Island_Air_Logo_-_Round.JPG

 Private Pilot Ground School Course Outline


Aerodynamics & Theory of Flight

During this session we will discuss airframe construction, forces acting on an aircraft in flight, movements and controls, aircraft stability and flight performance.

Reference: From the Ground Up, pages 21 – 39


Airframes

During this session we will discuss airframe construction, control surfaces and common words. There will also be discussion of different types of aircraft.

Reference: From the Ground Up, pages 9-20


Aero Engines and Aircraft Systems

Topics covered will include types of combustion engines, the four stroke cycle, engine timing, cooling, lubrication, fuel systems, carburetors, mixture control, exhaust system, ignition system, electrical system, propellers, engine instruments and engine operation considerations.

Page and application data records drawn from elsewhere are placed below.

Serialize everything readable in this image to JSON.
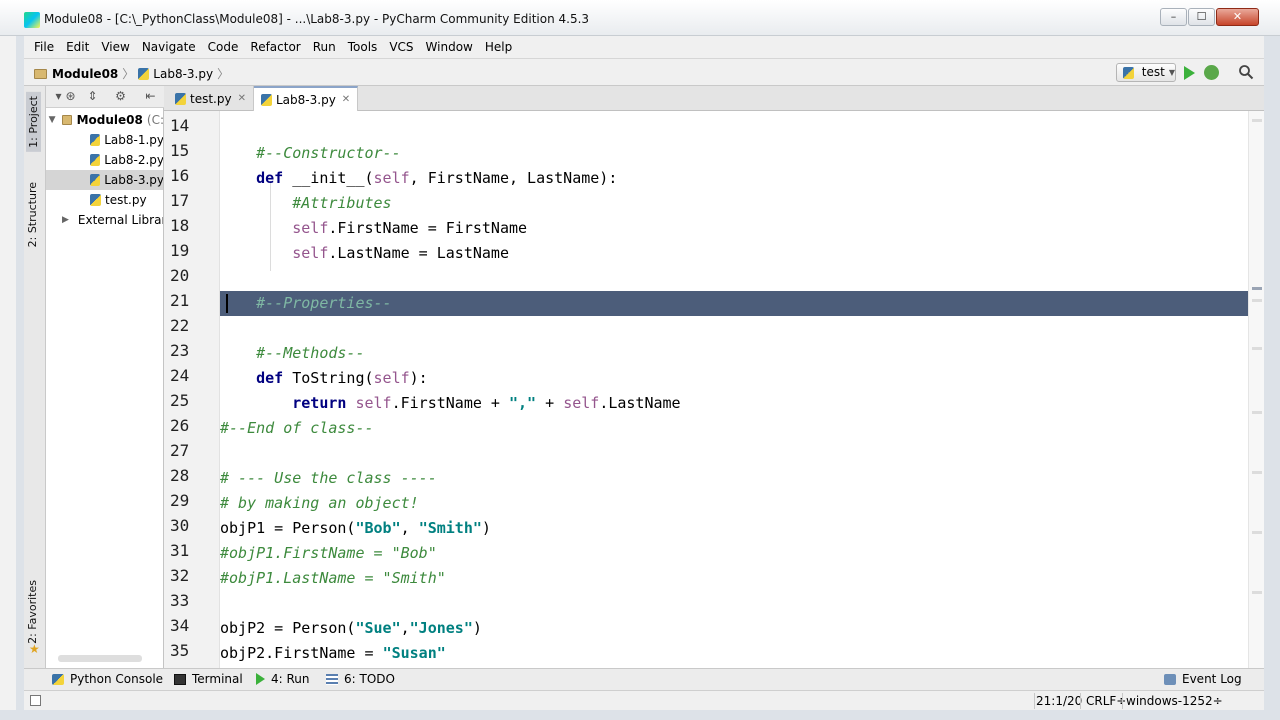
{
  "window": {
    "title": "Module08 - [C:\\_PythonClass\\Module08] - ...\\Lab8-3.py - PyCharm Community Edition 4.5.3",
    "minimize": "–",
    "maximize": "☐",
    "close": "✕"
  },
  "menu": [
    "File",
    "Edit",
    "View",
    "Navigate",
    "Code",
    "Refactor",
    "Run",
    "Tools",
    "VCS",
    "Window",
    "Help"
  ],
  "navbar": {
    "project": "Module08",
    "file": "Lab8-3.py",
    "run_config": "test"
  },
  "left_strip": {
    "project_tab": "1: Project",
    "structure_tab": "2: Structure",
    "favorites_tab": "2: Favorites"
  },
  "project_tree": {
    "root": "Module08",
    "root_suffix": "(C:",
    "files": [
      "Lab8-1.py",
      "Lab8-2.py",
      "Lab8-3.py",
      "test.py"
    ],
    "external": "External Librari"
  },
  "tabs": [
    {
      "label": "test.py",
      "active": false
    },
    {
      "label": "Lab8-3.py",
      "active": true
    }
  ],
  "editor": {
    "line_numbers": [
      "14",
      "15",
      "16",
      "17",
      "18",
      "19",
      "20",
      "21",
      "22",
      "23",
      "24",
      "25",
      "26",
      "27",
      "28",
      "29",
      "30",
      "31",
      "32",
      "33",
      "34",
      "35"
    ],
    "current_line": "21"
  },
  "bottom_tools": {
    "python_console": "Python Console",
    "terminal": "Terminal",
    "run": "4: Run",
    "todo": "6: TODO",
    "event_log": "Event Log"
  },
  "status": {
    "position": "21:1/20",
    "line_sep": "CRLF÷",
    "encoding": "windows-1252÷"
  },
  "colors": {
    "comment": "#3d8a3d",
    "keyword": "#000080",
    "self": "#94558d",
    "string": "#008080",
    "current_line_bg": "#4c5d7a"
  }
}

Reference: From the Ground Up, pages 51 – 85


Canadian Aviation Regulations, Licensing Requirements and PSTAR

The aim of this class is to review rules of the air and procedures. Students are expected to study the AIM references outlined in the PSTAR study guide PRIOR to attending this class.

Reference: From the Ground Up, pages 91 – 119, PSTAR study guide, AIM LRA section and CARs


Licensing Requirements & Radio License (ROC-A and Exam)

You will learn about what is required for your Private Pilot License. During this lesson you will learn about the phonetic alphabet and how to use it in aviation. At the end of this lesson you may be given the Restricted Operators Certificate Exam for Aviation. Bring in your Passport to process the ROC-A efficiently.

Reference: AIM LRA section, Industry Canada ROC-A Study Guide


Flight Instruments

This lesson will involve an analysis of atmospheric pressure, the pitot static system, gyroscopic theory and associated instruments. The magnetic compass will also be discussed.

Reference: From the Ground Up, pages 39 – 50 and 179 – 182


Flight Operations: Airmanship and Performance

During this session we will discuss care of the airplane, weight and balance, factors affecting aircraft performance and performance charts, wake turbulence, and handling flight abnormalities.

Reference: From the Ground Up, pages 259 to 297, AIM AIR section, POH,


Meteorology

In this class we will discuss the atmosphere, clouds, pressure, winds, humidity, temperature and stability. There will be further training about air masses, fronts, precipitation, fog types, thunderstorms, icing and turbulence. We will look at available weather data, decoding and analyzing weather observations and forecasts from METARs, TAFs, FDs and GFAs.

Reference: From the Ground Up, pages 123 – 172, AIM MET section

 

Navigation I: Basic Theory

During this session we will discuss latitude and longitude, the earth’s magnetism and aeronautical charts. Later we will discuss departure procedures and getting back on track. During the practical portion of the class, you will learn about using the E6-B, Douglas Protractor, Charts and flight log. Near the end of the lesson we will start to plan a trip from CYTZ to Muskoka.

Reference: From the Ground Up, pages 175 - 179, 184 – 206 Flight Computer User Manual, VNC, POH, CFS


Radio Aids to Navigation

In this class we will discuss radio wave theory, the theory of operation, application of various radio aids to navigation including VOR, NDB, ADF, DME, VORTAC, TACAN, ILS, radar, transponder and GPS devices.

Reference: From the Ground Up, pages 227 – 255


Radio & Electronic Theory

Topics to include aerodrome layout, traffic procedures, the Canadian Airspace System, radio wave theory and frequency bands, radio communication facilities and procedures.

Reference: From the Ground Up, pages 91 – 105, 207 – 226 and ROC-A study guide

 

Human Factors & Pilot Decision Making (PDM)

This class analyzes the pilot decision making process and other related issues such as pilot attitude, the “DECIDE” process, human factors, and air safety. Medical factors affecting pilots such as hypoxia, carbon monoxide poisoning, hyperventilation, decompression sickness, sensory illusions, alcohol, drugs, blood donation, fatigue, pregnancy, nutrition, stress and physical fitness.

Reference: From the Ground Up, pages 303 – 319, AIM AIR section


AIM = Aeronautical Information Manual

RTOC = Radio Telephone Operator’s Certificate study guide

POH = Pilot Operating Handbook